The above session, organised by Function 8 and coordinated by Teo Soh Lung, was moderated by Jeannette Chong-Aruldoss with Prof. Tan and Ravi on the panel. Vellama received a standing ovation for courageously fighting for the constitutional right of all citizens to have a by-election all the way to the highest court in the land despite threats of cost orders by the State and for eventually winning the case.
Freedom of religion
Falun Gong Supporters Arrested
In September 2006, Ravi took on the defense of Ng Chye Huay and Erh Boon Tiong, arrested by the police and charged for writing on a banner: "Stop persecution of Falun Gong in China.” The words, according to the prosecution, were insulting because the allegation of persecution of Falun Gong in China, they contended, was untrue.
In January 2011, Ravi took a stand against new guidelines pertaining to the festival of Thaipusam, imposed by the Government through the Hindu Endowments Board, that he claimed were in breach of the Minority Rights guaranteed under Article 12 of the Constitution of the Republic of Singapore.
Freedom of speech and assembly
SDP's right to freedom of speech
In May 2008 and again in October 2012, M Ravi defended the Singapore Democratic Party members' right to free speech and freedom of assembly. First, in a defamation suit over an article that the SDP published that was critical of the Singapore government. Later, when the SDP leadership was convicted of holding an assembly without a permit on National Day 2008. With M Ravi, they bid to have their case heard at the Court of Appeal. Their bid was rejected.
Defending Alan Shadrake
Alan Shadrake's book, Once A Jolly Hangman: Singapore Justice in the Dock, alleged a lack of impartiality in the implementation of Singapore's laws. Ravi acted on Shadrake's behalf in July 2010, after the author was arrested when he visited Singapore to launch his book.
Asia Pink Awards 2014

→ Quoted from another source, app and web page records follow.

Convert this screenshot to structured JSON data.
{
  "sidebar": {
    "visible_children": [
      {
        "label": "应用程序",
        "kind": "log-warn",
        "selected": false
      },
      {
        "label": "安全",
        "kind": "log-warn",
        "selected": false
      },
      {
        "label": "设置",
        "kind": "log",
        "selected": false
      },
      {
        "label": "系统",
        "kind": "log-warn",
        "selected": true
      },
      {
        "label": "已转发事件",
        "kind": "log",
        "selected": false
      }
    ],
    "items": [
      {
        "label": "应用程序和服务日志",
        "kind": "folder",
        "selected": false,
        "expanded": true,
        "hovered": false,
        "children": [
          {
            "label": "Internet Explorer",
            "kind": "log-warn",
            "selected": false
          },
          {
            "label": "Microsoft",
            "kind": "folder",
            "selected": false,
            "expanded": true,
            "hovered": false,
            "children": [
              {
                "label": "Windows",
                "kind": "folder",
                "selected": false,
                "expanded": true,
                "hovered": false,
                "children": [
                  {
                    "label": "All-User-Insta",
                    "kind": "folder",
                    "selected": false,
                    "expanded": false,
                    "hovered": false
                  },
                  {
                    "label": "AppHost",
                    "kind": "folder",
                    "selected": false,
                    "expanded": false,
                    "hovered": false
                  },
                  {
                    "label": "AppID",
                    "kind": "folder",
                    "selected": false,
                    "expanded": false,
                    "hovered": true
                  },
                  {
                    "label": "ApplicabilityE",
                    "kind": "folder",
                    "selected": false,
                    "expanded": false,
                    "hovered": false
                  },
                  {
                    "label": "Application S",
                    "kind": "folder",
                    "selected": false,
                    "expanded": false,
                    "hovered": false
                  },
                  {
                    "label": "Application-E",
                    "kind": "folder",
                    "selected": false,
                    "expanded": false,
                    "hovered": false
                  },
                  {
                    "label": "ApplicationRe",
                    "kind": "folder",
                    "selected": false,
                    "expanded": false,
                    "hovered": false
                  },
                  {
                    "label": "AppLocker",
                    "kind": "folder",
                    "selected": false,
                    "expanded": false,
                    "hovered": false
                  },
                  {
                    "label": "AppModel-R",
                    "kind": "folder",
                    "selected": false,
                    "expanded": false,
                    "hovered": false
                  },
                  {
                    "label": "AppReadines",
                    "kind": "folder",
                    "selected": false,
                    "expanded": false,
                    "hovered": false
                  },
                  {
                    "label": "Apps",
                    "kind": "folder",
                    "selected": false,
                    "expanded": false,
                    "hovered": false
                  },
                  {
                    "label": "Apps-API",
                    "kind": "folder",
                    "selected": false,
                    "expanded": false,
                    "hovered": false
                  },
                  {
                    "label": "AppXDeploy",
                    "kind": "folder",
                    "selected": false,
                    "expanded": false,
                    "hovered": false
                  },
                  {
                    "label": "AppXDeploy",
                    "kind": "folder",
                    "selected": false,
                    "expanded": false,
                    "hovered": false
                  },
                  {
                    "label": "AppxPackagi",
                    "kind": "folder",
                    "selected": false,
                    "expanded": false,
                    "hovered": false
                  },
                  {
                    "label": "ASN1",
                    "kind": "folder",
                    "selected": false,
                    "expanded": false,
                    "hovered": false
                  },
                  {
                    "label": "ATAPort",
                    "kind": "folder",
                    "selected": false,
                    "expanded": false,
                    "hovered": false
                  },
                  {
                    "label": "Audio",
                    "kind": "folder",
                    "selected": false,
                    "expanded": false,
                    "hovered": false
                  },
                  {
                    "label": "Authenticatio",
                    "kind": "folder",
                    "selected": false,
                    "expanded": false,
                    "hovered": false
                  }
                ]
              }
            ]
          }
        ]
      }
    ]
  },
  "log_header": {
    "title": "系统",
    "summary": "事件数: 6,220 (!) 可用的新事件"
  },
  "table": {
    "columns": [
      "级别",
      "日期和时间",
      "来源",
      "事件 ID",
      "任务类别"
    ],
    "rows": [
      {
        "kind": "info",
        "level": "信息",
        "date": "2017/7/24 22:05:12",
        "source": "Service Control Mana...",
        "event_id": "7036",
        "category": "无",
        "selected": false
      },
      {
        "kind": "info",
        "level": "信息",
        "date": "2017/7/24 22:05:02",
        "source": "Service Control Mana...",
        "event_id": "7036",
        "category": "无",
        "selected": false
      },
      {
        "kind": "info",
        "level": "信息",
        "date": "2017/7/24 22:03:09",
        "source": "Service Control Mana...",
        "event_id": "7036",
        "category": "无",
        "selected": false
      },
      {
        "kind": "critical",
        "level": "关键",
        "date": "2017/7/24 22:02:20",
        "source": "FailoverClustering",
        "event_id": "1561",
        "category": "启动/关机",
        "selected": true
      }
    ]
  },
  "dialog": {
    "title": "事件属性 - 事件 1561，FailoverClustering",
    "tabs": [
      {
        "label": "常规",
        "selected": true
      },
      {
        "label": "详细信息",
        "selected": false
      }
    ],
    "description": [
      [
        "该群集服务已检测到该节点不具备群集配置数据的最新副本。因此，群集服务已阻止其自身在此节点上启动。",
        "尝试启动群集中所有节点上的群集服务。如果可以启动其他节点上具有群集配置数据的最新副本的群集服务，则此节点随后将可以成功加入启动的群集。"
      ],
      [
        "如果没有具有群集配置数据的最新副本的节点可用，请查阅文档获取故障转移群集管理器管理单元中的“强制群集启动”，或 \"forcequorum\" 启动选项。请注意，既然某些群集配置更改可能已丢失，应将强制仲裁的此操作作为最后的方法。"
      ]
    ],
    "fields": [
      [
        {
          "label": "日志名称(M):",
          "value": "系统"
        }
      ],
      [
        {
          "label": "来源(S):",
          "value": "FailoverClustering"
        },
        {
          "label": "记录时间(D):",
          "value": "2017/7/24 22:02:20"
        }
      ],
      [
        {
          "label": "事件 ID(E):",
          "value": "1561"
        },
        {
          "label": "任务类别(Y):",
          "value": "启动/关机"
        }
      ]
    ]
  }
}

In honour of his work on the Section 377A constitutional challenge and the Article 12 Constitutional suit for equal protection of LGBT people in the workplace, Ravi was one of the 3 Singaporean recipients of the inaugural Asia Pink Awards organised by ELEMENT magazine. The event was held at 7:30pm at Dream Factory, 76A Peck Seah Street on Sunday, 16 March 2014.
Talks & speeches
Book launch of "Kampong Boy"
Ravi launched his autobiographical book entitled "Kampong Boy" at The Play Den, located on the second level of The Arts House, on Saturday, 27 April 2013. During the Q&A session, he responded to Roy Tan's query on what drove him fight for equality on behalf of the gay community. His legal colleague and master-of-ceremonies for the event, Rudy Marican, provided additional insights:
Pink Dot 2014
In acknowledgement of his fight for LGBT equality in the courtroom, Ravi was invited to be one of the speakers in the Community Voices segment of Pink Dot 2014 held on Saturday, 28 June 2016 at Hong Lim Park:
- Kampong Boy
- Section 377A of the Singapore Penal Code
- Article 12 Constitutional suit for equal protection of LGBT people in the workplace
- M Ravi, "Kampong Boy", Ethos Books, 2013, ISBN 978-991-07-5755-7.
- Kumaran Pillai, "It takes a “man without brakes” to mount constitutional challenges in Singapore", The Independent, 13 September 2016.
- Ellie Hu, "M RAVI “DON’T WALK THIS PATH FOR FAME AND GLORY, DO IT FOR THE POOR AND DEFENCELESS”", Singapore Daily, 7 October 2016.
This article was written by Roy Tan.